The secret behind vinegar’s effectiveness at killing bed bugs is acetic acid, which is the main component in vinegar. When acetic acid comes into contact with a bed bug, it can penetrate its exoskeleton and disrupt its nervous system. As a result, the bed bug may become disoriented, lose its ability to move, and eventually die.
It is worth noting that acetic acid is not harmful to humans or pets in the low concentrations found in vinegar. However, it is important to handle vinegar with care, as it can irritate the eyes and skin in high concentrations.
The Proper Vinegar Solution for Bed Bug Infestation
While vinegar can be effective at killing bed bugs, it is important to use the right concentration of vinegar to ensure its effectiveness. A mixture of equal parts water and vinegar can be effective, but a stronger concentration of vinegar may be necessary for severe infestations.
One popular solution for bed bug infestations is a combination of vinegar and baking soda.
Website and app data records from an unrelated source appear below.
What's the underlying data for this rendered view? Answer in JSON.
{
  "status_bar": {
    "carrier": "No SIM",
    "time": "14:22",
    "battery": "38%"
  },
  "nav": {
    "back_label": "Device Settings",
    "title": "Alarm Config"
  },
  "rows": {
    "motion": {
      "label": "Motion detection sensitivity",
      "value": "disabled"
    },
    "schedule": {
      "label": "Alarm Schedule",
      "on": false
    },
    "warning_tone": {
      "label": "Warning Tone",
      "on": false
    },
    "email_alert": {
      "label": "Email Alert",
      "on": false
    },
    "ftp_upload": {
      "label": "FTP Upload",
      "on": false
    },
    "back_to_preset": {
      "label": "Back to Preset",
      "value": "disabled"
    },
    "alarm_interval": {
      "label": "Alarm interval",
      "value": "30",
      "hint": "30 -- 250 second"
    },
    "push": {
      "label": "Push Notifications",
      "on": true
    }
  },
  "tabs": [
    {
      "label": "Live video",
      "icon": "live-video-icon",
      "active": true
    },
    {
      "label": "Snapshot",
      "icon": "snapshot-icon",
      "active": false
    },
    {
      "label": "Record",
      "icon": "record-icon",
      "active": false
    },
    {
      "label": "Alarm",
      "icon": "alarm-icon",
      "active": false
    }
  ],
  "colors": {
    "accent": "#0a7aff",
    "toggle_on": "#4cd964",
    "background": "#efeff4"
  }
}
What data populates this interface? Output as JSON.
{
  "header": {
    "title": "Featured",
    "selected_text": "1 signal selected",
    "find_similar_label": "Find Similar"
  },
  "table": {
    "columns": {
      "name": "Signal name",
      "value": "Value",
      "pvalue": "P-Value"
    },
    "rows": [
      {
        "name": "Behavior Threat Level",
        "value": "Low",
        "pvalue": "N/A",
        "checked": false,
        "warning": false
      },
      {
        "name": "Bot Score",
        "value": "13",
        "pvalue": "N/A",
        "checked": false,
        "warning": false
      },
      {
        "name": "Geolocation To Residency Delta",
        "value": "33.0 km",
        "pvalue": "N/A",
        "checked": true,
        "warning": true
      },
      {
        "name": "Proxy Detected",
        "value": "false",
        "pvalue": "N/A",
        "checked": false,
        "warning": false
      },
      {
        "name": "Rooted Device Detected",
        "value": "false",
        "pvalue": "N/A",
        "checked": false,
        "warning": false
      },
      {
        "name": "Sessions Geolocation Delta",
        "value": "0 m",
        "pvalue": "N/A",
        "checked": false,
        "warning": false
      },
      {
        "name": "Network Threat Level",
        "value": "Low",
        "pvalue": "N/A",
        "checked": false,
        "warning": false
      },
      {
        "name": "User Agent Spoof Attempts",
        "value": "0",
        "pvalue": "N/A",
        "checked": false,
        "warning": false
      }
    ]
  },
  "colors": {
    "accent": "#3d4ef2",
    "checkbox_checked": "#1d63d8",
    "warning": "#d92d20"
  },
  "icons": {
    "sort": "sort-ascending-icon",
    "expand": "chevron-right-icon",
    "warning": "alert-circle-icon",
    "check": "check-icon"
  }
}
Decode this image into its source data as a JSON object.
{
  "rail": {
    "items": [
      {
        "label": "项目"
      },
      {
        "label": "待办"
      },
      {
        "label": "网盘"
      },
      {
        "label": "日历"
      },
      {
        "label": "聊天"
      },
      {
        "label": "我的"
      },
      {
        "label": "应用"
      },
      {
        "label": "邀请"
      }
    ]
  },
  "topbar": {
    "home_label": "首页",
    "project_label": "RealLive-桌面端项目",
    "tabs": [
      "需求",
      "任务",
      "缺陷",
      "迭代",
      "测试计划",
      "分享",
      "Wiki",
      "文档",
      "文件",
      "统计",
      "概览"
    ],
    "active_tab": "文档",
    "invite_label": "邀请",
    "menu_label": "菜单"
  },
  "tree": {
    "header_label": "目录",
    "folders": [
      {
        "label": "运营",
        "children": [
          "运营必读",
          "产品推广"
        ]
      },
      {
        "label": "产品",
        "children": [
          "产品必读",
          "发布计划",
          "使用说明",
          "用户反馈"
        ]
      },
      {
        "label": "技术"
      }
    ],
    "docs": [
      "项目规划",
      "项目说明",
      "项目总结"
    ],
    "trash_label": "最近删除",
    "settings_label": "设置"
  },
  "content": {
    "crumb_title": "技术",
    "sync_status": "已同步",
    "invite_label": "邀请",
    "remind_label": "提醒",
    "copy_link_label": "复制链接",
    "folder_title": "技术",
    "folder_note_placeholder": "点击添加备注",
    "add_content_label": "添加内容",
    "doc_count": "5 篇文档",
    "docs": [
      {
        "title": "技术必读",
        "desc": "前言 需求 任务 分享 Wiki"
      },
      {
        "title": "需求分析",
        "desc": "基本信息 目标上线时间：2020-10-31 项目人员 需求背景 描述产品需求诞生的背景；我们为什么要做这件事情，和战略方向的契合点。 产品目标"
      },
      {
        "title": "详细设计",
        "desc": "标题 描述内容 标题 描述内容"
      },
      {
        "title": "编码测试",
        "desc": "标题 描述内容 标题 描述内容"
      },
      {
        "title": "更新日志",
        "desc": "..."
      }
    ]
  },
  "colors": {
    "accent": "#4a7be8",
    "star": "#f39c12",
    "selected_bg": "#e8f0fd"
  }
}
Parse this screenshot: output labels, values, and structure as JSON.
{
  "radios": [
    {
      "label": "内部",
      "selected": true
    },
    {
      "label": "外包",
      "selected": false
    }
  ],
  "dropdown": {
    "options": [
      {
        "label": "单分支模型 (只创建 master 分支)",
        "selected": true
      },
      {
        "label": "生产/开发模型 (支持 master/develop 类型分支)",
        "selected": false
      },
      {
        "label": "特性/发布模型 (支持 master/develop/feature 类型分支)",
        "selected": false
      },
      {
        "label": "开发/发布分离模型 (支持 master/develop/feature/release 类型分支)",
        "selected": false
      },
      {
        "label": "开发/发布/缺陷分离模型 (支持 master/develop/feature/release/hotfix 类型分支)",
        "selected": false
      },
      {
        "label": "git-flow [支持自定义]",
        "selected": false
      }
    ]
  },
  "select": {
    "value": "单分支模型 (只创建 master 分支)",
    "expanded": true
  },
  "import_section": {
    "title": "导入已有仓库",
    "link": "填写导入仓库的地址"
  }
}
To create this solution, mix equal parts white vinegar and baking soda to create a paste. Apply the paste to areas where bed bugs are present and leave it for several hours before vacuuming it up. This solution can be particularly effective at killing bed bugs in hard-to-reach areas like cracks and crevices.
Can Vinegar Alone Completely Eradicate Bed Bugs?
While vinegar can be an effective tool in the fight against bed bugs, it is not a guaranteed solution. It may be an effective tool for killing bed bugs that come into contact with it, but it cannot penetrate their eggs or hideaway spots. Additionally, bed bugs are notoriously difficult to completely eradicate, so it is important to have a multi-faceted approach to bed bug removal.
The Risks of Using Vinegar Against Bed Bugs
While vinegar is generally safe to use, it does come with some risks. Vinegar can be harmful to plants and can cause damage to certain surfaces if left for too long. Additionally, vinegar should never be used on delicate fabrics or materials.
It is important to use caution when using vinegar to kill bed bugs and to follow all safety instructions carefully.
How to Apply Vinegar as Bed Bug Treatment Safely and Effectively
To use vinegar as a bed bug treatment, there are a few things to keep in mind. First, be sure to use the correct concentration of vinegar. A mixture of equal parts water and vinegar is generally effective, but a stronger concentration may be necessary for severe infestations.
Second, dilute the vinegar before applying it to surfaces. Never apply vinegar directly to delicate fabrics or materials, as it can cause discoloration or damage.
Finally, be sure to follow all safety instructions carefully and wear protective gear if necessary. Always test a small area first before applying vinegar to a larger area to ensure that it does not cause damage.
Alternative Solutions to Bed Bug Infestation Outside of Vinegar
While vinegar can be an effective tool in the fight against bed bugs, it is not the only solution. There are a number of other tools and strategies that can be used to eradicate bed bugs.
One common strategy is to use diatomaceous earth, which is a natural powder made from ground-up fossils. When bed bugs come into contact with diatomaceous earth, it can cause damage to their exoskeleton and ultimately lead to their demise.
Other solutions for bed bug infestations include heat treatments, insecticides, and professional extermination services.
Don’t Let Bed Bugs Take Over: What to Do If Your Vinegar Treatment Fails
If your vinegar treatment fails to get rid of your bed bug infestation, don’t lose hope. There are a number of other strategies that can be effective at eradicating bed bugs.
One option is to consider working with a professional exterminator who has experience with bed bugs. They will have access to more powerful insecticides and can provide a more comprehensive approach to bed bug removal.
In conclusion, vinegar can be a powerful tool in the fight against bed bugs, but it is important to use it safely and effectively. By following the proper precautions and using vinegar in conjunction with other tools and strategies, it may be possible to finally get rid of your bed bug infestation and reclaim your home.